TRY IT
Each line of the material that includes the string "Patatas" counts once; report the total and nothing further.

RECORDS TO PROCESS

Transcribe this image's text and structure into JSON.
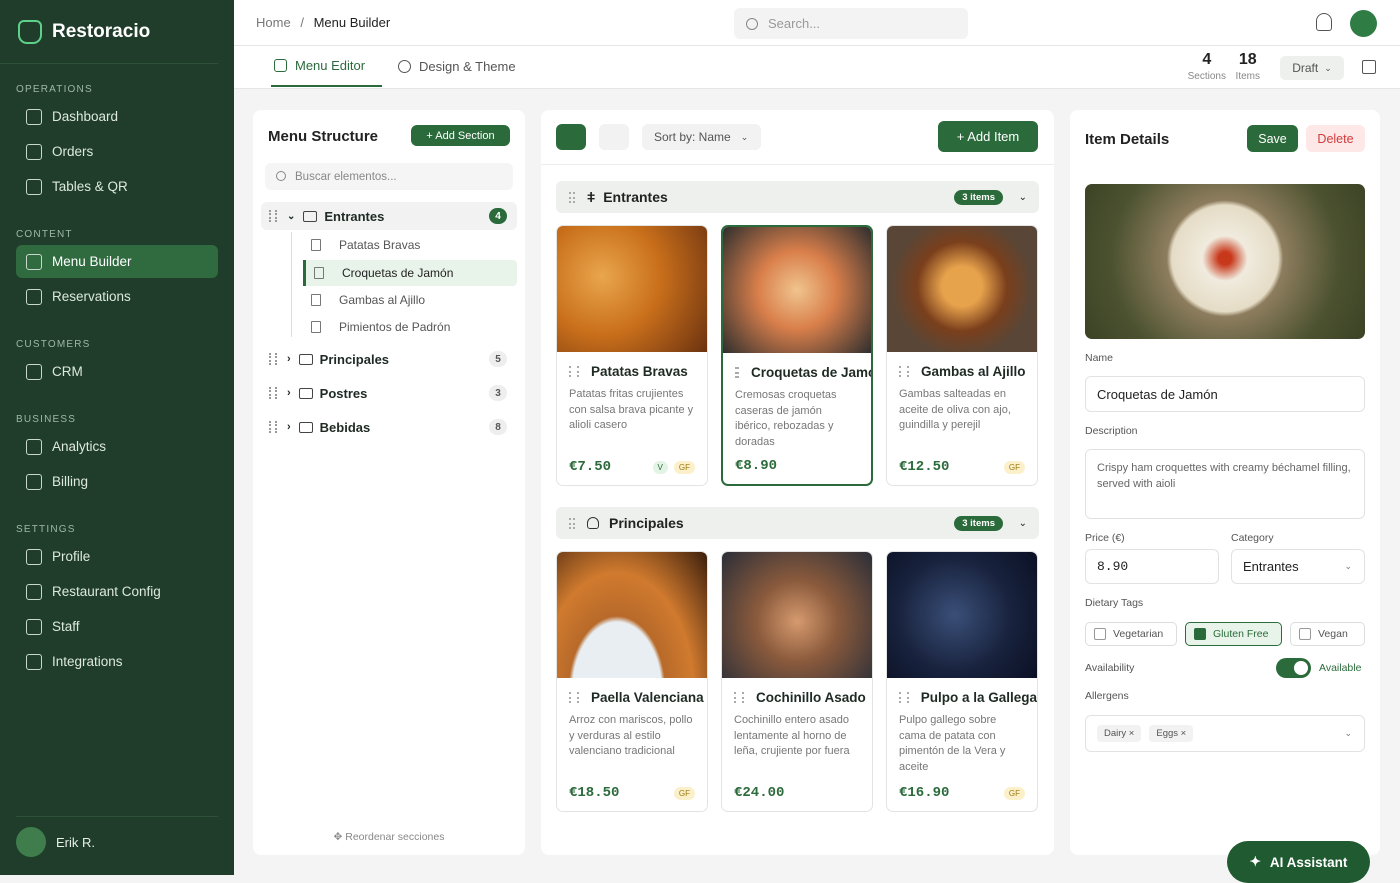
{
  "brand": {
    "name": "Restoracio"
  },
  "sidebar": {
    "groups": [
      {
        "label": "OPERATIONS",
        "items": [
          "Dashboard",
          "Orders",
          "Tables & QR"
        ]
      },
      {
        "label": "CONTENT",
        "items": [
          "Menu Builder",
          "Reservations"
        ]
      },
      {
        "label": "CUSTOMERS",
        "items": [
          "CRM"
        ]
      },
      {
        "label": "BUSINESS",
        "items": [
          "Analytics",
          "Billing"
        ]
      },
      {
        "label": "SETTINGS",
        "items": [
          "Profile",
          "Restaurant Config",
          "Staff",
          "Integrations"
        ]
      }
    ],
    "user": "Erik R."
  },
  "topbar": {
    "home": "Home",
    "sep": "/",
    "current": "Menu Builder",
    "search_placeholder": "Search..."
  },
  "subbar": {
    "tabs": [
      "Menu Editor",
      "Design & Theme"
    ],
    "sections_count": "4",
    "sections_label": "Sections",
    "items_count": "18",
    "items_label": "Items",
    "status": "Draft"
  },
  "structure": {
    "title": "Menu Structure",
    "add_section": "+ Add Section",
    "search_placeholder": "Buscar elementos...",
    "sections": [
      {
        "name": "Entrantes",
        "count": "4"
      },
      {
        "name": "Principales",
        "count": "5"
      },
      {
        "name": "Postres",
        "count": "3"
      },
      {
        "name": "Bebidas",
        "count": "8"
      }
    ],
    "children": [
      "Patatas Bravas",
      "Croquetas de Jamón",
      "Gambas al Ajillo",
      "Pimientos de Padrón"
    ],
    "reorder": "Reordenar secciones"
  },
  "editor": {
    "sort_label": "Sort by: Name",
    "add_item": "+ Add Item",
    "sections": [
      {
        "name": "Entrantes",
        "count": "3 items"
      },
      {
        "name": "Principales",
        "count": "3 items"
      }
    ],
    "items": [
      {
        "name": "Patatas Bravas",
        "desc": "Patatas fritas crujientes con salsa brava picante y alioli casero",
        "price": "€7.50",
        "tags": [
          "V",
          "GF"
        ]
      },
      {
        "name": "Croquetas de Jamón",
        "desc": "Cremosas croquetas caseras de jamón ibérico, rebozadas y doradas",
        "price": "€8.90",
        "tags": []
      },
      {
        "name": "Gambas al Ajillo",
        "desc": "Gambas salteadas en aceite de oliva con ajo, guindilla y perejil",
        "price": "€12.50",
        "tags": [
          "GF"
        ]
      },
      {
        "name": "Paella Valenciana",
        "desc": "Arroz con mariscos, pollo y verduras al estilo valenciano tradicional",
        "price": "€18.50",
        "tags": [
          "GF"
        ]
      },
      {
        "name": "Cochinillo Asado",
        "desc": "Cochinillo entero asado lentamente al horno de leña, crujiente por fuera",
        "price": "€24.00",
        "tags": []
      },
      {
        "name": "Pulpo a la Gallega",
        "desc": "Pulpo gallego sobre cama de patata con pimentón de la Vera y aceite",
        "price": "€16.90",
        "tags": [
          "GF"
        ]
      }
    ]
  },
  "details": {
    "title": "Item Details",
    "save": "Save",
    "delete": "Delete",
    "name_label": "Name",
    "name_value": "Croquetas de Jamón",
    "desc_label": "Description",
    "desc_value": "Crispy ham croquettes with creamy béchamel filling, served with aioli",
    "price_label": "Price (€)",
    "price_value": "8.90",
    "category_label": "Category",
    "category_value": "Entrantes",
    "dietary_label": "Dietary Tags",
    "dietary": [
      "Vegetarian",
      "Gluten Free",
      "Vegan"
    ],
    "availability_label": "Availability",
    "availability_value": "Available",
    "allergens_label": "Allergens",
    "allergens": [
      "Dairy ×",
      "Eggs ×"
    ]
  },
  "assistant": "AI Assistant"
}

SOLVED PROBLEM
3